**What is being asked:** Going through the entries below, work out how many lines have the string "disks" in them. Give the number and nothing more.

[Dataset rows for apps and sites]
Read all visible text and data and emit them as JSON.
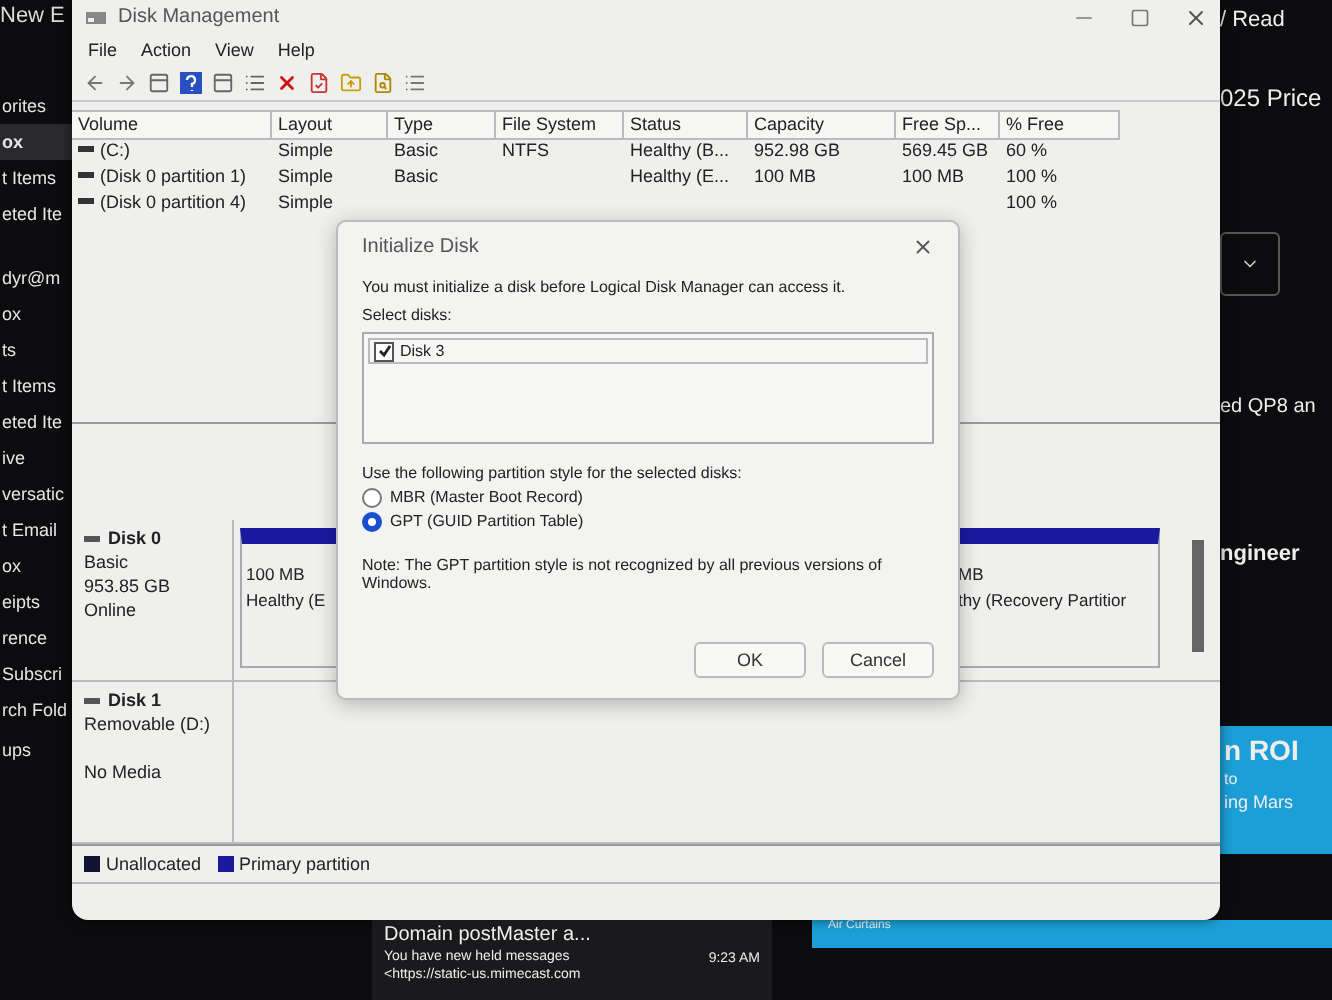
{
  "background": {
    "top_left": "New E",
    "sidebar": [
      {
        "label": "orites",
        "selected": false
      },
      {
        "label": "ox",
        "selected": true
      },
      {
        "label": "t Items",
        "selected": false
      },
      {
        "label": "eted Ite",
        "selected": false
      },
      {
        "label": "dyr@m",
        "selected": false
      },
      {
        "label": "ox",
        "selected": false
      },
      {
        "label": "ts",
        "selected": false
      },
      {
        "label": "t Items",
        "selected": false
      },
      {
        "label": "eted Ite",
        "selected": false
      },
      {
        "label": "ive",
        "selected": false
      },
      {
        "label": "versatic",
        "selected": false
      },
      {
        "label": "t Email",
        "selected": false
      },
      {
        "label": "ox",
        "selected": false
      },
      {
        "label": "eipts",
        "selected": false
      },
      {
        "label": "rence",
        "selected": false
      },
      {
        "label": "Subscri",
        "selected": false
      },
      {
        "label": "rch Fold",
        "selected": false
      },
      {
        "label": "ups",
        "selected": false
      }
    ],
    "right": {
      "read": "/ Read",
      "headline": "025 Price",
      "snippet_1": "ed QP8 an",
      "snippet_2": "ngineer",
      "ad_title": "n ROI",
      "ad_line_1": "to",
      "ad_line_2": "ing Mars"
    },
    "email": {
      "sender": "Domain postMaster a...",
      "subject": "You have new held messages",
      "time": "9:23 AM",
      "preview": "<https://static-us.mimecast.com"
    },
    "ad_caption": "Air Curtains"
  },
  "window": {
    "title": "Disk Management",
    "menu": [
      "File",
      "Action",
      "View",
      "Help"
    ],
    "table": {
      "columns": [
        "Volume",
        "Layout",
        "Type",
        "File System",
        "Status",
        "Capacity",
        "Free Sp...",
        "% Free"
      ],
      "rows": [
        [
          "(C:)",
          "Simple",
          "Basic",
          "NTFS",
          "Healthy (B...",
          "952.98 GB",
          "569.45 GB",
          "60 %"
        ],
        [
          "(Disk 0 partition 1)",
          "Simple",
          "Basic",
          null,
          "Healthy (E...",
          "100 MB",
          "100 MB",
          "100 %"
        ],
        [
          "(Disk 0 partition 4)",
          "Simple",
          null,
          null,
          null,
          null,
          null,
          "100 %"
        ]
      ]
    },
    "disks": [
      {
        "name": "Disk 0",
        "kind": "basic",
        "lines": [
          "Basic",
          "953.85 GB",
          "Online"
        ],
        "partitions": [
          {
            "size": "100 MB",
            "status": "Healthy (E"
          },
          {
            "size": "MB",
            "status": "thy (Recovery Partitior"
          }
        ]
      },
      {
        "name": "Disk 1",
        "kind": "removable",
        "lines": [
          "Removable (D:)",
          "No Media"
        ]
      }
    ],
    "legend": [
      {
        "label": "Unallocated",
        "color": "#141432"
      },
      {
        "label": "Primary partition",
        "color": "#1a1a9c"
      }
    ]
  },
  "dialog": {
    "title": "Initialize Disk",
    "intro": "You must initialize a disk before Logical Disk Manager can access it.",
    "select_label": "Select disks:",
    "disks": [
      {
        "label": "Disk 3",
        "checked": true
      }
    ],
    "style_label": "Use the following partition style for the selected disks:",
    "options": [
      {
        "label": "MBR (Master Boot Record)",
        "selected": false
      },
      {
        "label": "GPT (GUID Partition Table)",
        "selected": true
      }
    ],
    "note": "Note: The GPT partition style is not recognized by all previous versions of Windows.",
    "buttons": [
      "OK",
      "Cancel"
    ]
  }
}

**Output of the task:** 4